] implemented a multilevel cloud detection task for high-resolution remote sensing images based on Multiple Convolutional Neural Network s(MCNNs). Specifically, MCNNs architecture is used to extract multiscale information from each superpixel, next superpixels are classified as thin clouds, thick clouds, cloud shadows, and non-clouds. The results show that the proposed method has an excellent performance in the task of detecting multilevel cloud detection. Segal-Rozenhaimer et al. [24
] proposed a novel domain adaptation CNN-based method, which utilizes the spectral and spatial information inherent in remote satellite imagery to extract the depth invariant features for cloud detection. The method can be better adapted to different satellite platforms in the prediction step without the need to train separately for each platform, improving the robustness of predictions from multiple remote sensing platforms. Ozkan [25
] et al. proposed an efficient neural network model based on a deep pyramid network. In the task of cloud detection, the model can obtain very good classification results from a set of noisy labeled RGB color remote sensing images with accuracy up to pixel level. Francis [26
] et al. proposed a CloudFCN model for cloud detection tasks based on the Fully Convolutional Network architecture. The experimental results show that this model works well in cloud detection, illustrating the great potential of the Fully Convolutional Network architecture for applications in satellite remote sensing data. These studies all show that deep learning methods have great advantages in satellite remote sensing data processing, and cloud detection methods that introduce convolutional neural networks are often superior to traditional cloud detection methods. U-Net [27
] is a very effective image segmentation method that has a remarkable performance in many image segmentation tasks, especially medical image segmentation tasks. Many studies have found that models based on the U-Net architecture also show excellent performance in satellite remote sensing image segmentation [30
]. For instance, Jeppesen [33
] et al. propose a cloud detection algorithm (RS-Net) based on the U-net architecture and use it to detect clouds in satellite images.
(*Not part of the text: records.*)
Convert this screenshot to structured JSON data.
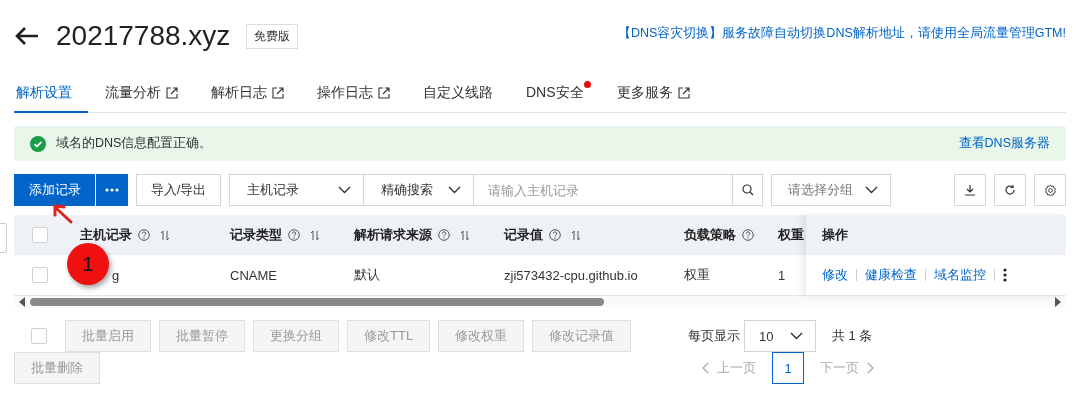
{
  "header": {
    "title": "20217788.xyz",
    "edition_badge": "免费版",
    "promo_link": "【DNS容灾切换】服务故障自动切换DNS解析地址，请使用全局流量管理GTM!"
  },
  "tabs": [
    {
      "label": "解析设置",
      "selected": true,
      "external": false,
      "dot": false
    },
    {
      "label": "流量分析",
      "selected": false,
      "external": true,
      "dot": false
    },
    {
      "label": "解析日志",
      "selected": false,
      "external": true,
      "dot": false
    },
    {
      "label": "操作日志",
      "selected": false,
      "external": true,
      "dot": false
    },
    {
      "label": "自定义线路",
      "selected": false,
      "external": false,
      "dot": false
    },
    {
      "label": "DNS安全",
      "selected": false,
      "external": false,
      "dot": true
    },
    {
      "label": "更多服务",
      "selected": false,
      "external": true,
      "dot": false
    }
  ],
  "alert": {
    "message": "域名的DNS信息配置正确。",
    "link": "查看DNS服务器"
  },
  "toolbar": {
    "primary_button": "添加记录",
    "import_export": "导入/导出",
    "field_select": "主机记录",
    "match_select": "精确搜索",
    "search": {
      "placeholder": "请输入主机记录"
    },
    "group_select": {
      "placeholder": "请选择分组"
    }
  },
  "table": {
    "header_checked": false,
    "columns": [
      {
        "label": "主机记录",
        "help": true,
        "sortable": true
      },
      {
        "label": "记录类型",
        "help": true,
        "sortable": true
      },
      {
        "label": "解析请求来源",
        "help": true,
        "sortable": true
      },
      {
        "label": "记录值",
        "help": true,
        "sortable": true
      },
      {
        "label": "负载策略",
        "help": true,
        "sortable": false
      },
      {
        "label": "权重",
        "help": false,
        "sortable": false
      }
    ],
    "actions_column": "操作",
    "rows": [
      {
        "selected": false,
        "cells": [
          "g",
          "CNAME",
          "默认",
          "zji573432-cpu.github.io",
          "权重",
          "1"
        ],
        "actions": [
          "修改",
          "健康检查",
          "域名监控"
        ]
      }
    ]
  },
  "bulk": {
    "checked": false,
    "buttons": [
      {
        "label": "批量启用",
        "disabled": true
      },
      {
        "label": "批量暂停",
        "disabled": true
      },
      {
        "label": "更换分组",
        "disabled": true
      },
      {
        "label": "修改TTL",
        "disabled": true
      },
      {
        "label": "修改权重",
        "disabled": true
      },
      {
        "label": "修改记录值",
        "disabled": true
      },
      {
        "label": "批量删除",
        "disabled": true
      }
    ]
  },
  "pagination": {
    "page_size_label": "每页显示",
    "page_size": "10",
    "total": "共 1 条",
    "prev": {
      "label": "上一页",
      "disabled": true
    },
    "next": {
      "label": "下一页",
      "disabled": true
    },
    "pages": [
      {
        "label": "1",
        "selected": true
      }
    ]
  },
  "annotation": {
    "badge": "1"
  }
}
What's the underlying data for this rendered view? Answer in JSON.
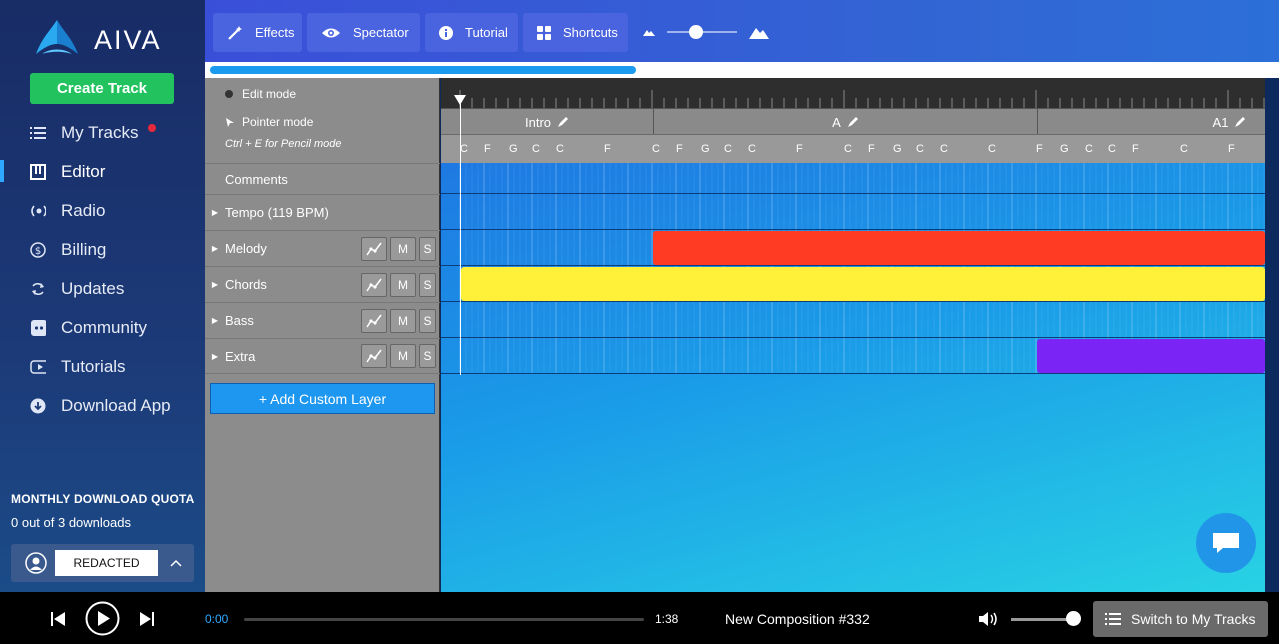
{
  "app": {
    "name": "AIVA"
  },
  "sidebar": {
    "create_label": "Create Track",
    "items": [
      {
        "label": "My Tracks",
        "icon": "list-icon",
        "notification": true
      },
      {
        "label": "Editor",
        "icon": "piano-icon",
        "active": true
      },
      {
        "label": "Radio",
        "icon": "radio-icon"
      },
      {
        "label": "Billing",
        "icon": "dollar-icon"
      },
      {
        "label": "Updates",
        "icon": "refresh-icon"
      },
      {
        "label": "Community",
        "icon": "discord-icon"
      },
      {
        "label": "Tutorials",
        "icon": "youtube-icon"
      },
      {
        "label": "Download App",
        "icon": "download-icon"
      }
    ],
    "quota_title": "MONTHLY DOWNLOAD QUOTA",
    "quota_text": "0 out of 3 downloads",
    "user_name": "REDACTED"
  },
  "toolbar": {
    "effects_label": "Effects",
    "spectator_label": "Spectator",
    "tutorial_label": "Tutorial",
    "shortcuts_label": "Shortcuts",
    "zoom_level": 0.4
  },
  "progress": {
    "value": 0.4
  },
  "modes": {
    "edit_label": "Edit mode",
    "pointer_label": "Pointer mode",
    "hint": "Ctrl + E for Pencil mode"
  },
  "layers": {
    "comments_label": "Comments",
    "tempo_label": "Tempo (119 BPM)",
    "tracks": [
      {
        "label": "Melody",
        "m": "M",
        "s": "S"
      },
      {
        "label": "Chords",
        "m": "M",
        "s": "S"
      },
      {
        "label": "Bass",
        "m": "M",
        "s": "S"
      },
      {
        "label": "Extra",
        "m": "M",
        "s": "S"
      }
    ],
    "add_label": "+ Add Custom Layer"
  },
  "timeline": {
    "sections": [
      {
        "label": "Intro"
      },
      {
        "label": "A"
      },
      {
        "label": "A1"
      }
    ],
    "chords": [
      "C",
      "F",
      "G",
      "C",
      "C",
      "F",
      "C",
      "F",
      "G",
      "C",
      "C",
      "F",
      "C",
      "F",
      "G",
      "C",
      "C",
      "C",
      "F",
      "G",
      "C",
      "C",
      "F",
      "C",
      "F"
    ],
    "colors": {
      "melody": "#ff3b24",
      "chords": "#fff03a",
      "extra": "#7a24f5"
    }
  },
  "player": {
    "current_time": "0:00",
    "total_time": "1:38",
    "title": "New Composition #332",
    "switch_label": "Switch to My Tracks"
  }
}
From the experimental results, it was found that the RS-Net performed better than the conventional method. Wieland et al. [34
] presented an improved U-Net convolutional neural network for the task of multi-sensor cloud and cloud shadow segmentation. Their experimental results show that the model achieves great results on multiple satellite sensors with excellent generalization performance. Besides, adding shortwave-infrared bands can improve the accuracy of the semantic segmentation task of cloud and cloud shadow. In cloud detection tasks, the number and distribution of clouds tend to present very complex randomness. In order to achieve accurate cloud detection, attention should be focused on the areas with clouds during the cloud detection process. In the field of medical image classification, the object detection, etc., attention mechanism is a very effective method [35
] that can allocate more processing resources to the target. Attention mechanism originates from human beings visual cognitive science. When reading text or looking at objects, humans tend to pay more attention to detailed information about the target and suppress other useless information. Similarly, the basic idea of the attention mechanism is that the model learns to focus on important information and ignore the unimportant information. Some studies have shown that attention mechanisms can improve classification effects [39
]. Therefore, attentional mechanisms in computer vision should be introduced into the construction of cloud detection models. In this study, the Cloud-AttU model is proposed on the basis of U-Net, which introduces the attention mechanism. In the experiment, it was found that the results of cloud detection were significantly improved as the attention mechanism guided the model to learn more cloud-related features to detect clouds.